Where does the string "text" occur in the records below? Copy every line that holds it.

◆ Supplied entries ◆
####################

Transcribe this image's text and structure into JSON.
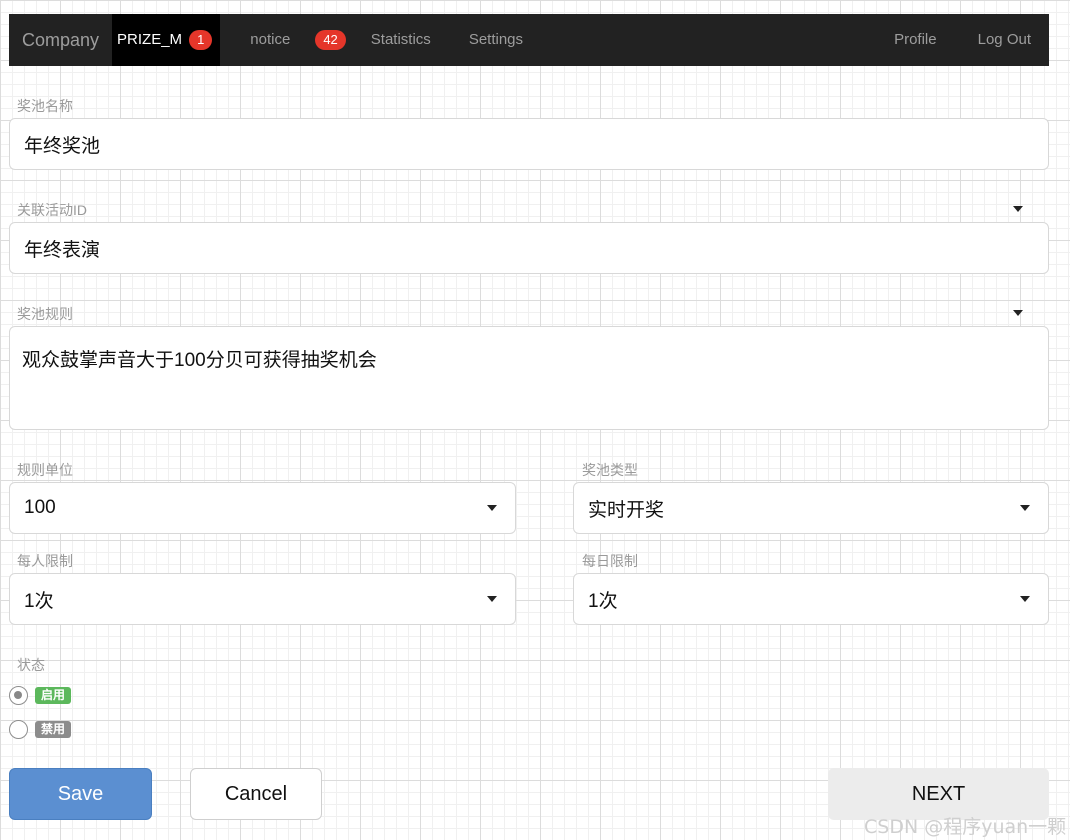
{
  "navbar": {
    "brand": "Company",
    "items": [
      {
        "label": "PRIZE_M",
        "badge": "1",
        "active": true
      },
      {
        "label": "notice",
        "badge": "42"
      },
      {
        "label": "Statistics"
      },
      {
        "label": "Settings"
      }
    ],
    "right": [
      {
        "label": "Profile"
      },
      {
        "label": "Log Out"
      }
    ]
  },
  "form": {
    "pool_name": {
      "label": "奖池名称",
      "value": "年终奖池"
    },
    "activity_id": {
      "label": "关联活动ID",
      "value": "年终表演"
    },
    "pool_rules": {
      "label": "奖池规则",
      "value": "观众鼓掌声音大于100分贝可获得抽奖机会"
    },
    "rule_unit": {
      "label": "规则单位",
      "value": "100"
    },
    "pool_type": {
      "label": "奖池类型",
      "value": "实时开奖"
    },
    "per_person_limit": {
      "label": "每人限制",
      "value": "1次"
    },
    "daily_limit": {
      "label": "每日限制",
      "value": "1次"
    },
    "status": {
      "label": "状态",
      "options": [
        {
          "label": "启用",
          "checked": true,
          "color": "#5cb85c"
        },
        {
          "label": "禁用",
          "checked": false,
          "color": "#8c8c8c"
        }
      ]
    }
  },
  "buttons": {
    "save": "Save",
    "cancel": "Cancel",
    "next": "NEXT"
  },
  "watermark": "CSDN @程序yuan一颗",
  "colors": {
    "navbar_bg": "#222222",
    "badge": "#e5362a",
    "save_button": "#5b8fd1",
    "enabled_tag": "#5cb85c",
    "disabled_tag": "#8c8c8c"
  }
}
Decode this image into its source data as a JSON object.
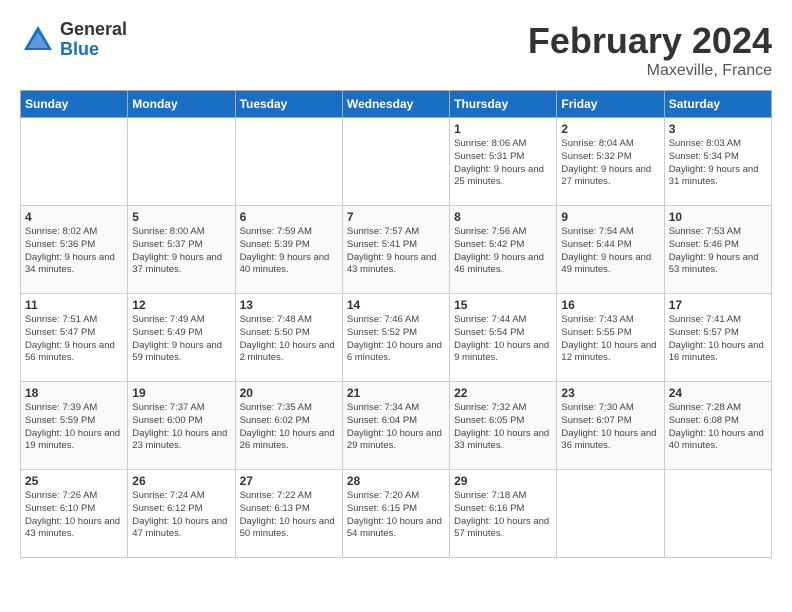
{
  "logo": {
    "general": "General",
    "blue": "Blue"
  },
  "title": "February 2024",
  "subtitle": "Maxeville, France",
  "days_header": [
    "Sunday",
    "Monday",
    "Tuesday",
    "Wednesday",
    "Thursday",
    "Friday",
    "Saturday"
  ],
  "weeks": [
    [
      {
        "day": "",
        "info": ""
      },
      {
        "day": "",
        "info": ""
      },
      {
        "day": "",
        "info": ""
      },
      {
        "day": "",
        "info": ""
      },
      {
        "day": "1",
        "info": "Sunrise: 8:06 AM\nSunset: 5:31 PM\nDaylight: 9 hours\nand 25 minutes."
      },
      {
        "day": "2",
        "info": "Sunrise: 8:04 AM\nSunset: 5:32 PM\nDaylight: 9 hours\nand 27 minutes."
      },
      {
        "day": "3",
        "info": "Sunrise: 8:03 AM\nSunset: 5:34 PM\nDaylight: 9 hours\nand 31 minutes."
      }
    ],
    [
      {
        "day": "4",
        "info": "Sunrise: 8:02 AM\nSunset: 5:36 PM\nDaylight: 9 hours\nand 34 minutes."
      },
      {
        "day": "5",
        "info": "Sunrise: 8:00 AM\nSunset: 5:37 PM\nDaylight: 9 hours\nand 37 minutes."
      },
      {
        "day": "6",
        "info": "Sunrise: 7:59 AM\nSunset: 5:39 PM\nDaylight: 9 hours\nand 40 minutes."
      },
      {
        "day": "7",
        "info": "Sunrise: 7:57 AM\nSunset: 5:41 PM\nDaylight: 9 hours\nand 43 minutes."
      },
      {
        "day": "8",
        "info": "Sunrise: 7:56 AM\nSunset: 5:42 PM\nDaylight: 9 hours\nand 46 minutes."
      },
      {
        "day": "9",
        "info": "Sunrise: 7:54 AM\nSunset: 5:44 PM\nDaylight: 9 hours\nand 49 minutes."
      },
      {
        "day": "10",
        "info": "Sunrise: 7:53 AM\nSunset: 5:46 PM\nDaylight: 9 hours\nand 53 minutes."
      }
    ],
    [
      {
        "day": "11",
        "info": "Sunrise: 7:51 AM\nSunset: 5:47 PM\nDaylight: 9 hours\nand 56 minutes."
      },
      {
        "day": "12",
        "info": "Sunrise: 7:49 AM\nSunset: 5:49 PM\nDaylight: 9 hours\nand 59 minutes."
      },
      {
        "day": "13",
        "info": "Sunrise: 7:48 AM\nSunset: 5:50 PM\nDaylight: 10 hours\nand 2 minutes."
      },
      {
        "day": "14",
        "info": "Sunrise: 7:46 AM\nSunset: 5:52 PM\nDaylight: 10 hours\nand 6 minutes."
      },
      {
        "day": "15",
        "info": "Sunrise: 7:44 AM\nSunset: 5:54 PM\nDaylight: 10 hours\nand 9 minutes."
      },
      {
        "day": "16",
        "info": "Sunrise: 7:43 AM\nSunset: 5:55 PM\nDaylight: 10 hours\nand 12 minutes."
      },
      {
        "day": "17",
        "info": "Sunrise: 7:41 AM\nSunset: 5:57 PM\nDaylight: 10 hours\nand 16 minutes."
      }
    ],
    [
      {
        "day": "18",
        "info": "Sunrise: 7:39 AM\nSunset: 5:59 PM\nDaylight: 10 hours\nand 19 minutes."
      },
      {
        "day": "19",
        "info": "Sunrise: 7:37 AM\nSunset: 6:00 PM\nDaylight: 10 hours\nand 23 minutes."
      },
      {
        "day": "20",
        "info": "Sunrise: 7:35 AM\nSunset: 6:02 PM\nDaylight: 10 hours\nand 26 minutes."
      },
      {
        "day": "21",
        "info": "Sunrise: 7:34 AM\nSunset: 6:04 PM\nDaylight: 10 hours\nand 29 minutes."
      },
      {
        "day": "22",
        "info": "Sunrise: 7:32 AM\nSunset: 6:05 PM\nDaylight: 10 hours\nand 33 minutes."
      },
      {
        "day": "23",
        "info": "Sunrise: 7:30 AM\nSunset: 6:07 PM\nDaylight: 10 hours\nand 36 minutes."
      },
      {
        "day": "24",
        "info": "Sunrise: 7:28 AM\nSunset: 6:08 PM\nDaylight: 10 hours\nand 40 minutes."
      }
    ],
    [
      {
        "day": "25",
        "info": "Sunrise: 7:26 AM\nSunset: 6:10 PM\nDaylight: 10 hours\nand 43 minutes."
      },
      {
        "day": "26",
        "info": "Sunrise: 7:24 AM\nSunset: 6:12 PM\nDaylight: 10 hours\nand 47 minutes."
      },
      {
        "day": "27",
        "info": "Sunrise: 7:22 AM\nSunset: 6:13 PM\nDaylight: 10 hours\nand 50 minutes."
      },
      {
        "day": "28",
        "info": "Sunrise: 7:20 AM\nSunset: 6:15 PM\nDaylight: 10 hours\nand 54 minutes."
      },
      {
        "day": "29",
        "info": "Sunrise: 7:18 AM\nSunset: 6:16 PM\nDaylight: 10 hours\nand 57 minutes."
      },
      {
        "day": "",
        "info": ""
      },
      {
        "day": "",
        "info": ""
      }
    ]
  ]
}
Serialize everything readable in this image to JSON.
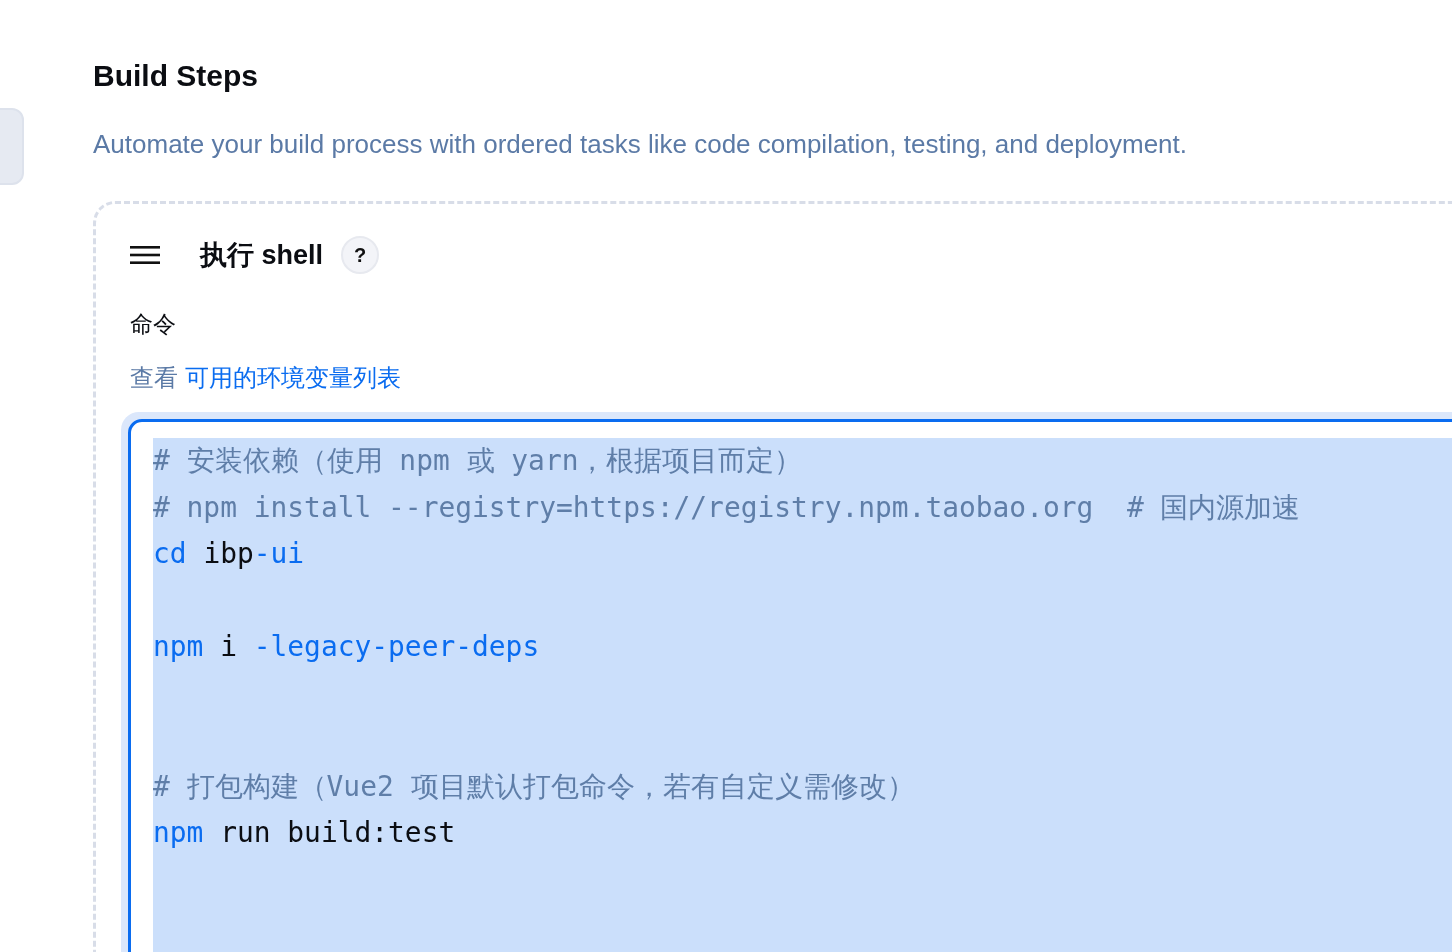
{
  "section": {
    "title": "Build Steps",
    "description": "Automate your build process with ordered tasks like code compilation, testing, and deployment."
  },
  "step": {
    "title": "执行 shell",
    "help": "?",
    "field_label": "命令",
    "hint_prefix": "查看 ",
    "hint_link": "可用的环境变量列表",
    "editor": {
      "focused": true,
      "selected": true,
      "lines": [
        {
          "tokens": [
            {
              "kind": "comment",
              "text": "# 安装依赖（使用 npm 或 yarn，根据项目而定）"
            }
          ]
        },
        {
          "tokens": [
            {
              "kind": "comment",
              "text": "# npm install --registry=https://registry.npm.taobao.org  # 国内源加速"
            }
          ]
        },
        {
          "tokens": [
            {
              "kind": "keyword",
              "text": "cd"
            },
            {
              "kind": "plain",
              "text": " ibp"
            },
            {
              "kind": "keyword",
              "text": "-ui"
            }
          ]
        },
        {
          "kind": "blank"
        },
        {
          "tokens": [
            {
              "kind": "keyword",
              "text": "npm"
            },
            {
              "kind": "plain",
              "text": " i "
            },
            {
              "kind": "keyword",
              "text": "-legacy-peer-deps"
            }
          ]
        },
        {
          "kind": "blank"
        },
        {
          "kind": "blank"
        },
        {
          "tokens": [
            {
              "kind": "comment",
              "text": "# 打包构建（Vue2 项目默认打包命令，若有自定义需修改）"
            }
          ]
        },
        {
          "tokens": [
            {
              "kind": "keyword",
              "text": "npm"
            },
            {
              "kind": "plain",
              "text": " run build:test"
            }
          ]
        }
      ]
    }
  }
}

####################

◆ Answer below ◆
Transcribe this image's text and structure into JSON.
              "text": "# 安装依赖（使用 npm 或 yarn，根据项目而定）"
              "text": "# npm install --registry=https://registry.npm.taobao.org  # 国内源加速"
              "text": "cd"
              "text": " ibp"
              "text": "-ui"
              "text": "npm"
              "text": " i "
              "text": "-legacy-peer-deps"
              "text": "# 打包构建（Vue2 项目默认打包命令，若有自定义需修改）"
              "text": "npm"
              "text": " run build:test"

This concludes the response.